▸ YOUR INSTRUCTIONS
Nothing but the pictures should be dropped; repeat the rest of the data below exactly.

Start of DATASET ENTRIES

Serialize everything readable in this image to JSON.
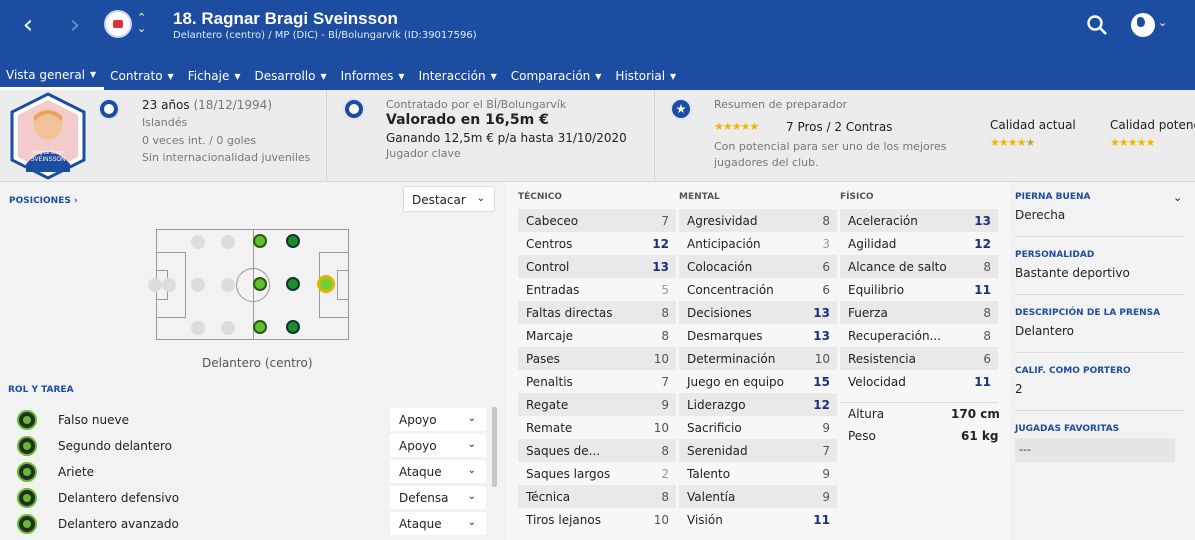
{
  "header": {
    "title": "18. Ragnar Bragi Sveinsson",
    "subtitle": "Delantero (centro) / MP (DIC) - BÍ/Bolungarvík (ID:39017596)"
  },
  "menu": [
    "Vista general",
    "Contrato",
    "Fichaje",
    "Desarrollo",
    "Informes",
    "Interacción",
    "Comparación",
    "Historial"
  ],
  "info": {
    "age": "23 años",
    "dob": "(18/12/1994)",
    "nationality": "Islandés",
    "caps": "0 veces int. / 0 goles",
    "youth": "Sin internacionalidad juveniles",
    "contract_by": "Contratado por el BÍ/Bolungarvík",
    "value": "Valorado en 16,5m €",
    "wage": "Ganando 12,5m € p/a hasta 31/10/2020",
    "status": "Jugador clave",
    "coach_title": "Resumen de preparador",
    "pros_cons": "7 Pros / 2 Contras",
    "coach_text1": "Con potencial para ser uno de los mejores",
    "coach_text2": "jugadores del club.",
    "current_label": "Calidad actual",
    "potential_label": "Calidad potencial",
    "current_stars": 4.5,
    "potential_stars": 5,
    "portrait_name1": "Ragnar Bragi",
    "portrait_name2": "SVEINSSON"
  },
  "positions": {
    "link": "POSICIONES ›",
    "highlight": "Destacar",
    "label": "Delantero (centro)"
  },
  "roles": {
    "title": "ROL Y TAREA",
    "items": [
      {
        "name": "Falso nueve",
        "duty": "Apoyo"
      },
      {
        "name": "Segundo delantero",
        "duty": "Apoyo"
      },
      {
        "name": "Ariete",
        "duty": "Ataque"
      },
      {
        "name": "Delantero defensivo",
        "duty": "Defensa"
      },
      {
        "name": "Delantero avanzado",
        "duty": "Ataque"
      }
    ]
  },
  "attributes": {
    "tecnico_title": "TÉCNICO",
    "mental_title": "MENTAL",
    "fisico_title": "FÍSICO",
    "tecnico": [
      [
        "Cabeceo",
        "7"
      ],
      [
        "Centros",
        "12"
      ],
      [
        "Control",
        "13"
      ],
      [
        "Entradas",
        "5"
      ],
      [
        "Faltas directas",
        "8"
      ],
      [
        "Marcaje",
        "8"
      ],
      [
        "Pases",
        "10"
      ],
      [
        "Penaltis",
        "7"
      ],
      [
        "Regate",
        "9"
      ],
      [
        "Remate",
        "10"
      ],
      [
        "Saques de...",
        "8"
      ],
      [
        "Saques largos",
        "2"
      ],
      [
        "Técnica",
        "8"
      ],
      [
        "Tiros lejanos",
        "10"
      ]
    ],
    "mental": [
      [
        "Agresividad",
        "8"
      ],
      [
        "Anticipación",
        "3"
      ],
      [
        "Colocación",
        "6"
      ],
      [
        "Concentración",
        "6"
      ],
      [
        "Decisiones",
        "13"
      ],
      [
        "Desmarques",
        "13"
      ],
      [
        "Determinación",
        "10"
      ],
      [
        "Juego en equipo",
        "15"
      ],
      [
        "Liderazgo",
        "12"
      ],
      [
        "Sacrificio",
        "9"
      ],
      [
        "Serenidad",
        "7"
      ],
      [
        "Talento",
        "9"
      ],
      [
        "Valentía",
        "9"
      ],
      [
        "Visión",
        "11"
      ]
    ],
    "fisico": [
      [
        "Aceleración",
        "13"
      ],
      [
        "Agilidad",
        "12"
      ],
      [
        "Alcance de salto",
        "8"
      ],
      [
        "Equilibrio",
        "11"
      ],
      [
        "Fuerza",
        "8"
      ],
      [
        "Recuperación...",
        "8"
      ],
      [
        "Resistencia",
        "6"
      ],
      [
        "Velocidad",
        "11"
      ]
    ],
    "height_label": "Altura",
    "height": "170 cm",
    "weight_label": "Peso",
    "weight": "61 kg"
  },
  "side": {
    "foot_label": "PIERNA BUENA",
    "foot": "Derecha",
    "personality_label": "PERSONALIDAD",
    "personality": "Bastante deportivo",
    "press_label": "DESCRIPCIÓN DE LA PRENSA",
    "press": "Delantero",
    "gk_label": "CALIF. COMO PORTERO",
    "gk": "2",
    "moves_label": "JUGADAS FAVORITAS",
    "moves": "---"
  },
  "colors": {
    "accent": "#1c4da0",
    "star": "#f2b600",
    "highlight": "#1c2f7a"
  }
}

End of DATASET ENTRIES

▸ PROBLEM SOLUTION
Serialize everything readable in this image to JSON.
{
  "header": {
    "title": "18. Ragnar Bragi Sveinsson",
    "subtitle": "Delantero (centro) / MP (DIC) - BÍ/Bolungarvík (ID:39017596)"
  },
  "menu": [
    "Vista general",
    "Contrato",
    "Fichaje",
    "Desarrollo",
    "Informes",
    "Interacción",
    "Comparación",
    "Historial"
  ],
  "info": {
    "age": "23 años",
    "dob": "(18/12/1994)",
    "nationality": "Islandés",
    "caps": "0 veces int. / 0 goles",
    "youth": "Sin internacionalidad juveniles",
    "contract_by": "Contratado por el BÍ/Bolungarvík",
    "value": "Valorado en 16,5m €",
    "wage": "Ganando 12,5m € p/a hasta 31/10/2020",
    "status": "Jugador clave",
    "coach_title": "Resumen de preparador",
    "pros_cons": "7 Pros / 2 Contras",
    "coach_text1": "Con potencial para ser uno de los mejores",
    "coach_text2": "jugadores del club.",
    "current_label": "Calidad actual",
    "potential_label": "Calidad potencial",
    "current_stars": 4.5,
    "potential_stars": 5,
    "portrait_name1": "Ragnar Bragi",
    "portrait_name2": "SVEINSSON"
  },
  "positions": {
    "link": "POSICIONES ›",
    "highlight": "Destacar",
    "label": "Delantero (centro)"
  },
  "roles": {
    "title": "ROL Y TAREA",
    "items": [
      {
        "name": "Falso nueve",
        "duty": "Apoyo"
      },
      {
        "name": "Segundo delantero",
        "duty": "Apoyo"
      },
      {
        "name": "Ariete",
        "duty": "Ataque"
      },
      {
        "name": "Delantero defensivo",
        "duty": "Defensa"
      },
      {
        "name": "Delantero avanzado",
        "duty": "Ataque"
      }
    ]
  },
  "attributes": {
    "tecnico_title": "TÉCNICO",
    "mental_title": "MENTAL",
    "fisico_title": "FÍSICO",
    "tecnico": [
      [
        "Cabeceo",
        "7"
      ],
      [
        "Centros",
        "12"
      ],
      [
        "Control",
        "13"
      ],
      [
        "Entradas",
        "5"
      ],
      [
        "Faltas directas",
        "8"
      ],
      [
        "Marcaje",
        "8"
      ],
      [
        "Pases",
        "10"
      ],
      [
        "Penaltis",
        "7"
      ],
      [
        "Regate",
        "9"
      ],
      [
        "Remate",
        "10"
      ],
      [
        "Saques de...",
        "8"
      ],
      [
        "Saques largos",
        "2"
      ],
      [
        "Técnica",
        "8"
      ],
      [
        "Tiros lejanos",
        "10"
      ]
    ],
    "mental": [
      [
        "Agresividad",
        "8"
      ],
      [
        "Anticipación",
        "3"
      ],
      [
        "Colocación",
        "6"
      ],
      [
        "Concentración",
        "6"
      ],
      [
        "Decisiones",
        "13"
      ],
      [
        "Desmarques",
        "13"
      ],
      [
        "Determinación",
        "10"
      ],
      [
        "Juego en equipo",
        "15"
      ],
      [
        "Liderazgo",
        "12"
      ],
      [
        "Sacrificio",
        "9"
      ],
      [
        "Serenidad",
        "7"
      ],
      [
        "Talento",
        "9"
      ],
      [
        "Valentía",
        "9"
      ],
      [
        "Visión",
        "11"
      ]
    ],
    "fisico": [
      [
        "Aceleración",
        "13"
      ],
      [
        "Agilidad",
        "12"
      ],
      [
        "Alcance de salto",
        "8"
      ],
      [
        "Equilibrio",
        "11"
      ],
      [
        "Fuerza",
        "8"
      ],
      [
        "Recuperación...",
        "8"
      ],
      [
        "Resistencia",
        "6"
      ],
      [
        "Velocidad",
        "11"
      ]
    ],
    "height_label": "Altura",
    "height": "170 cm",
    "weight_label": "Peso",
    "weight": "61 kg"
  },
  "side": {
    "foot_label": "PIERNA BUENA",
    "foot": "Derecha",
    "personality_label": "PERSONALIDAD",
    "personality": "Bastante deportivo",
    "press_label": "DESCRIPCIÓN DE LA PRENSA",
    "press": "Delantero",
    "gk_label": "CALIF. COMO PORTERO",
    "gk": "2",
    "moves_label": "JUGADAS FAVORITAS",
    "moves": "---"
  },
  "colors": {
    "accent": "#1c4da0",
    "star": "#f2b600",
    "highlight": "#1c2f7a"
  }
}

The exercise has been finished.